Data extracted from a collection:
══════════════════════════════

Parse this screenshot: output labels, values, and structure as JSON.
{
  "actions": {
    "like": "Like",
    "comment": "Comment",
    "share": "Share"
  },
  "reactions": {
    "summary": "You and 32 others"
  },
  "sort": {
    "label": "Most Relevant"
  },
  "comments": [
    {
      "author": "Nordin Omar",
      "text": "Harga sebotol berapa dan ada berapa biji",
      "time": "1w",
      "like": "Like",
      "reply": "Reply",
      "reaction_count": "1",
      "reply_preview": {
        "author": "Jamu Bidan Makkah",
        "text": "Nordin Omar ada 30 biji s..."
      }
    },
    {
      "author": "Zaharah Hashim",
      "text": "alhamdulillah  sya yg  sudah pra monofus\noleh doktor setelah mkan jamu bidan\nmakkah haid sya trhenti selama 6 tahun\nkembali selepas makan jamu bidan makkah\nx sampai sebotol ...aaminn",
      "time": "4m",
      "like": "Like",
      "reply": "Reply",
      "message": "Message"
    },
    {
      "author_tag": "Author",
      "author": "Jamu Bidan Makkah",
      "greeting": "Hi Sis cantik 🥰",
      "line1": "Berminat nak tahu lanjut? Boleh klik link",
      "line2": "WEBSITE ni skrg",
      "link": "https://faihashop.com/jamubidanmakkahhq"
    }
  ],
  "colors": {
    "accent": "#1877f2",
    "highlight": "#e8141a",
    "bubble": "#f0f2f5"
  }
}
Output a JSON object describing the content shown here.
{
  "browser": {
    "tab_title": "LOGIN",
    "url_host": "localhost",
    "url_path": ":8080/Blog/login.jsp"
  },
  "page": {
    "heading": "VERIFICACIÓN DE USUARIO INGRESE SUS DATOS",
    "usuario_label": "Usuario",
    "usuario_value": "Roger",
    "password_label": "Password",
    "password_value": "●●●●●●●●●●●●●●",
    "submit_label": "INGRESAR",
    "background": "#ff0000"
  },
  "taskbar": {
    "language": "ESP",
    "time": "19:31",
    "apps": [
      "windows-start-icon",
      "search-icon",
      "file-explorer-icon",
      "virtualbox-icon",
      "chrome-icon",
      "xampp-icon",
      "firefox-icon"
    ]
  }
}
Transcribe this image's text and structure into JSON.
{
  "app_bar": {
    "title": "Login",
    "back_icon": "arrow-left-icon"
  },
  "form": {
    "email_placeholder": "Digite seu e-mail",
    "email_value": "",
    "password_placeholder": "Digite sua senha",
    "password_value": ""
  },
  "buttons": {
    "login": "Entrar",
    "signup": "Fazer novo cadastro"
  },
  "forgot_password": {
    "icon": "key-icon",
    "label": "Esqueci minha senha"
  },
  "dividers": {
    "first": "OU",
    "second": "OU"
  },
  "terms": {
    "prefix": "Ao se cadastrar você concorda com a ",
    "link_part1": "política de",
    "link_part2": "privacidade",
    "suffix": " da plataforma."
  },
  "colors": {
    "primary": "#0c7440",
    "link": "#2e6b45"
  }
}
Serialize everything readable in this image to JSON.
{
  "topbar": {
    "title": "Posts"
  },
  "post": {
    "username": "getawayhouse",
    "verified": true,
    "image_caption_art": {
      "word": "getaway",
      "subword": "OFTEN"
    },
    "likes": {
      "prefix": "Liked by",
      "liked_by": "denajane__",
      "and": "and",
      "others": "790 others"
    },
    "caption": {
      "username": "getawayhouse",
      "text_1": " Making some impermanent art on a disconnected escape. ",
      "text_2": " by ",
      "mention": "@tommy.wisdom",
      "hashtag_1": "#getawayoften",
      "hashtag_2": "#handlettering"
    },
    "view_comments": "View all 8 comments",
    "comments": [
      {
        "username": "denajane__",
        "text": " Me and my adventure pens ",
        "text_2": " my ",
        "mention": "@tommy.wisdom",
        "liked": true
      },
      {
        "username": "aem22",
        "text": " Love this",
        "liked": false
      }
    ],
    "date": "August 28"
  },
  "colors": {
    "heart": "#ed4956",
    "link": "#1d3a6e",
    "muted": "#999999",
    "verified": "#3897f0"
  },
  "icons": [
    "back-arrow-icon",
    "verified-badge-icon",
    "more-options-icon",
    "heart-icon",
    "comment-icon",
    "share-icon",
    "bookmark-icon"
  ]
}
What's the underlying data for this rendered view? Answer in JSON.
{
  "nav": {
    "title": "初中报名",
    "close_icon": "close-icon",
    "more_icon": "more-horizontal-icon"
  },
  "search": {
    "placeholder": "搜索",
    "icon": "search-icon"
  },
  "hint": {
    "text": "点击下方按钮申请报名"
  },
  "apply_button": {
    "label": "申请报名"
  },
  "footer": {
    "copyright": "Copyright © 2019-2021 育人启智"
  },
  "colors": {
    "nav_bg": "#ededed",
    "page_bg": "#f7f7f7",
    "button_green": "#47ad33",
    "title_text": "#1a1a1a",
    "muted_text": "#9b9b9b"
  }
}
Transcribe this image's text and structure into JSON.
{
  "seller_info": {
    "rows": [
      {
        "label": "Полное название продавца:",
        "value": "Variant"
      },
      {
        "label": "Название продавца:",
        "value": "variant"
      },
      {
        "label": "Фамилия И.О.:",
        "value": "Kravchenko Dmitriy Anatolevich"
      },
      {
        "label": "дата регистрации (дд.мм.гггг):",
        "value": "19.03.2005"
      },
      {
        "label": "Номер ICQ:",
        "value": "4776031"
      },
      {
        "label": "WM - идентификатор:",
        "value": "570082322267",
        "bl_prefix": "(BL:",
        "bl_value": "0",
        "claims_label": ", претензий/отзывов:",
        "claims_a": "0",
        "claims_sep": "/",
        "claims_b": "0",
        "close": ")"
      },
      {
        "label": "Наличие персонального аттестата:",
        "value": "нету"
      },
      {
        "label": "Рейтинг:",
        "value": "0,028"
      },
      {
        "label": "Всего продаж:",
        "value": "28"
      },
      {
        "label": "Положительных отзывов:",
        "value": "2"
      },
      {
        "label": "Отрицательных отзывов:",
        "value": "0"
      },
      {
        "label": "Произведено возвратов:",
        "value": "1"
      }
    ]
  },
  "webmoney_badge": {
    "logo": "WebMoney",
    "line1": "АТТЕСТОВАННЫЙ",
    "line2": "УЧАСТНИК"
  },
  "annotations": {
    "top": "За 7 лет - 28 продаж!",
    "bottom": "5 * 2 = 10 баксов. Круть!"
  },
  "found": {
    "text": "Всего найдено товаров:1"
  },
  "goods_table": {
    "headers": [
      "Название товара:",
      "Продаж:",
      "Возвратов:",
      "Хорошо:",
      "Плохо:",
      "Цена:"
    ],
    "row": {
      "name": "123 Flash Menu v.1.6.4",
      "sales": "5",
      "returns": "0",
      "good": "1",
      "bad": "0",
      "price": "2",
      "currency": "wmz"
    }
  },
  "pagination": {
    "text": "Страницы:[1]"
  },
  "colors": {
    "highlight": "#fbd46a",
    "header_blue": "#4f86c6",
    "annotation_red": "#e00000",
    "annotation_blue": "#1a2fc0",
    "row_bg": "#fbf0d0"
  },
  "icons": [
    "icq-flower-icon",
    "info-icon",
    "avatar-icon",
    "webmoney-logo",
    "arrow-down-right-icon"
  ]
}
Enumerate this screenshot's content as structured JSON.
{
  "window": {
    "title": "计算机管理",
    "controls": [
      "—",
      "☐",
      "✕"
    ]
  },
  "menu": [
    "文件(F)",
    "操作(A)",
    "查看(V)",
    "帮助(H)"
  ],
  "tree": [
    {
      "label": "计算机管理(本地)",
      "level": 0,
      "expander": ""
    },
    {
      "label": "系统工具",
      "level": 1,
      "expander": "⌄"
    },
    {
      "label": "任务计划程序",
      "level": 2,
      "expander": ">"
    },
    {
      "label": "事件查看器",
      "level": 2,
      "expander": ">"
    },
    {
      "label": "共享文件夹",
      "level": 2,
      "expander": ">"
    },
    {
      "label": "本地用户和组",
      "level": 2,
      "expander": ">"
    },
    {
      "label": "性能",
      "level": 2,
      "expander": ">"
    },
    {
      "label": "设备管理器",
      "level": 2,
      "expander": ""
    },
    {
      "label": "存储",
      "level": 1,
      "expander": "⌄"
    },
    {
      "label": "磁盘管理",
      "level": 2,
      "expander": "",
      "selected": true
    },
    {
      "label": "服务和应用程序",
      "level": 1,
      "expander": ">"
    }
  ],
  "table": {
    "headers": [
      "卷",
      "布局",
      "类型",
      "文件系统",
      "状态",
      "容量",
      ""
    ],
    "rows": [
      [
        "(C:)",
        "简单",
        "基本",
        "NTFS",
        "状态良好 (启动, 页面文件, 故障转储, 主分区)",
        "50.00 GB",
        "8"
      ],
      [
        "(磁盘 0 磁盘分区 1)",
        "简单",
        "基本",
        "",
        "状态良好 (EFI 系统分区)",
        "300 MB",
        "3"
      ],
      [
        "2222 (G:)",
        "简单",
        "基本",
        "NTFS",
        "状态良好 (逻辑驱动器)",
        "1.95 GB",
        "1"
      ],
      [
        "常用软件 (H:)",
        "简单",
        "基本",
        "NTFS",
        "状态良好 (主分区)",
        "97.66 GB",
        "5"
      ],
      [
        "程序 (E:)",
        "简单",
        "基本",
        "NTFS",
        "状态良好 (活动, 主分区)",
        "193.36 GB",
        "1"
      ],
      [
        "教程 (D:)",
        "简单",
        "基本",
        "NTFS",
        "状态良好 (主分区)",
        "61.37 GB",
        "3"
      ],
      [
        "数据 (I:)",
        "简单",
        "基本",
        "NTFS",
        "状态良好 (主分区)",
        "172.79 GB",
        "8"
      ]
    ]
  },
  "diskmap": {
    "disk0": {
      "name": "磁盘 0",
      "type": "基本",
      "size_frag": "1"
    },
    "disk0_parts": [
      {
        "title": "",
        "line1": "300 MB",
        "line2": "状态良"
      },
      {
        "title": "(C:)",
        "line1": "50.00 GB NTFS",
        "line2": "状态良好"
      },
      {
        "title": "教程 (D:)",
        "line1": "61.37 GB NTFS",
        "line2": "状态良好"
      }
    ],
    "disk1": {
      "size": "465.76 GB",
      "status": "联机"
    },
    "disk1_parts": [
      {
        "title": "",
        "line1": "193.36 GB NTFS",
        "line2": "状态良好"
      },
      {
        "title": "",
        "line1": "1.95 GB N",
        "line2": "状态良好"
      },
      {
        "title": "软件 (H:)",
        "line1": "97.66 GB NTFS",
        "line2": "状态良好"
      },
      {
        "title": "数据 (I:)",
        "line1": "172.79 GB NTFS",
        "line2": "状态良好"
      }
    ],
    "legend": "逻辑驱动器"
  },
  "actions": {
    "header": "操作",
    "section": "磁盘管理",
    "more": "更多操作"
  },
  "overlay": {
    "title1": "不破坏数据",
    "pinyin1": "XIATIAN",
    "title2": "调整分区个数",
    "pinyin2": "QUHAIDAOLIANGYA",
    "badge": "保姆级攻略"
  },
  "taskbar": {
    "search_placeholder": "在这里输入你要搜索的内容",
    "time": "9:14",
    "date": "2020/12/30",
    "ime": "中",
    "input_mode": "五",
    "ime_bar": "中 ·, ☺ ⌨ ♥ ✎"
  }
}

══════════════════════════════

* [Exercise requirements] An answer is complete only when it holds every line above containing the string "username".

* [Reply]
    "username": "getawayhouse",
      "username": "getawayhouse",
        "username": "denajane__",
        "username": "aem22",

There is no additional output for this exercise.